“There is high expectations from the people and we know and trust that you will bring it about. You have taken the road to Ekeremor and we also expect that you will start the road to Agge. Power means nothing if it does not bring about development, peace and prosperity.”
Also on Tuesday night, during a live Channels Television political programme, the re-elected Bayelsa governor applauded the Independent National Electoral Commission (INEC) for cancelling and rejecting questionable ballot figures earlier returned for Nembe local government area in Saturday’s poll.
Diri lauded the electoral umpire for insisting on the use of the Bimodal Voter Accreditation System (BVAS) to protect the integrity of the election.
He said the BVAS device was fully deployed during the election just as there was prompt distribution of sensitive and non sensitive materials across the state.
He said: “The electoral umpire did well and l want to believe that this is one of the best elections it has conducted where the BVAS was brought to full test and we saw that wherever it was bypassed, all parties were scored zero.”
Making reference to Nembe-Bassambiri community where the BVAS was bypassed, he said INEC entered zero votes for such areas.
The state’s helmsman noted that while the conduct of the election could be adjudged to be free, fair and transparent, it however was not perfect as it was human effort.
Comparing the conduct of the elections in Bayelsa to Kogi and Imo states, the governor noted that the terrain of Bayelsa was totally different from the two other states and attributed the delay in releasing results to the state’s difficult terrain.

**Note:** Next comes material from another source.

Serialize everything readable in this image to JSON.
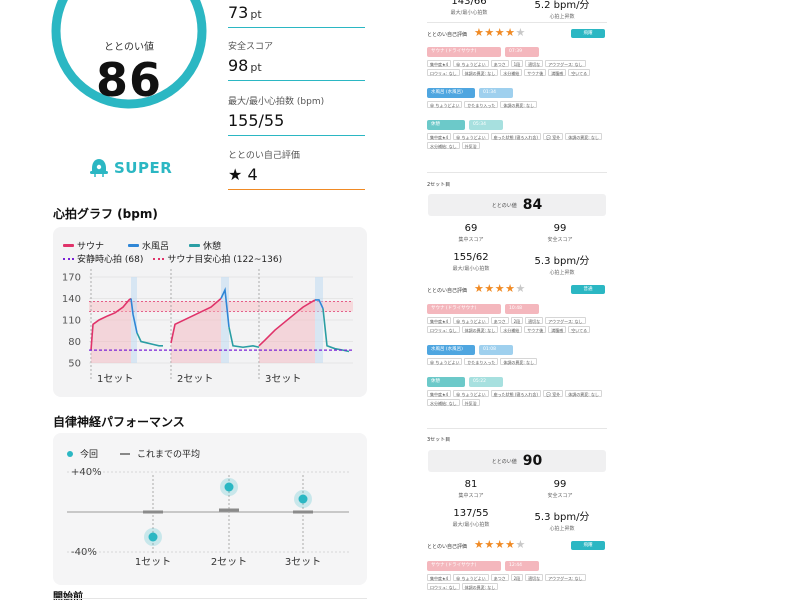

“When there was hue and cry over the delay in releasing results, we understood that it was not that easy for election to be conducted and results stream in the way they could have in Kogi and Imo states.”
He also exonerated INEC from the violence and hijack of election materials that occurred in Bassambiri, stressing that the politicians were to blame.
“Rather than accusing the electoral umpire, l think that the politicians in Bayelsa should be accused. For instance, l just gave you an example of Bassambiri and the history of what happened there before the election.
“It is a place where my party’s supporters were chased out of the community, including the Commissioner for Justice and Attorney-General who is a Senior Advocate of Nigeria. We tried to bring them back a day to the election but over 500 of them were prevented from entering the community.
“The intention was to ensure that no other party apart from APC went in there, which they succeeded and that led to the bypass of the BVAS so they can bring in voodoo votes from that part of the state.
“At the end of the day, everywhere you had proper voting, the votes that trickled in were in their very few numbers. But in Nembe-Bassambiri where BVAS was bypassed and there was no election, you saw figures of over 40,000 votes. The same applied to Okpoama in Brass local government area where the candidate of the APC comes from and you also had issues of violence and killing of a young PDP supporter recorded.
“So the issue is not much with the electoral commission but with the character of the kind of people l saw as my opponent in this election.”
When asked if he would extend a hand of fellowship to those who contested with him, Diri said: “I will extend my hand of fellowship to all those who contested with me. My maxim from day one when l took over the reins of power is, to show love where there is hatred and to give light where there is darkness.
“But l will not reach out to murderers. l will not reach out to very violent people. There must be a mindset to move away from the violence and murderous attitude of Timipre Sylva and those around him.”
On why he ran for a second term, Diri explained that he wanted to prove wrong critics that said he was a Supreme Court-made governor and that he could not win election in the state.